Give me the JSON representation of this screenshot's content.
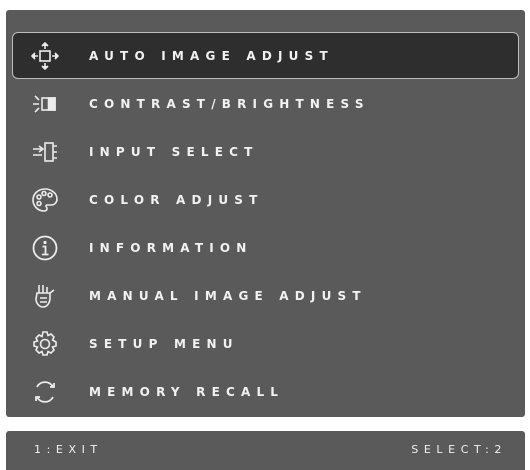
{
  "menu": {
    "selected_index": 0,
    "items": [
      {
        "label": "AUTO IMAGE ADJUST",
        "icon": "auto-image-adjust-icon"
      },
      {
        "label": "CONTRAST/BRIGHTNESS",
        "icon": "contrast-brightness-icon"
      },
      {
        "label": "INPUT SELECT",
        "icon": "input-select-icon"
      },
      {
        "label": "COLOR ADJUST",
        "icon": "color-palette-icon"
      },
      {
        "label": "INFORMATION",
        "icon": "info-icon"
      },
      {
        "label": "MANUAL IMAGE ADJUST",
        "icon": "manual-image-adjust-icon"
      },
      {
        "label": "SETUP MENU",
        "icon": "gear-icon"
      },
      {
        "label": "MEMORY RECALL",
        "icon": "memory-recall-icon"
      }
    ]
  },
  "footer": {
    "exit_label": "1:EXIT",
    "select_label": "SELECT:2"
  },
  "colors": {
    "panel": "#5a5a5a",
    "selected_bg": "#2e2e2e",
    "text": "#f2f2f2"
  }
}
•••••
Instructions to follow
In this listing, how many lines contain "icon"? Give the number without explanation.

Output of the task
8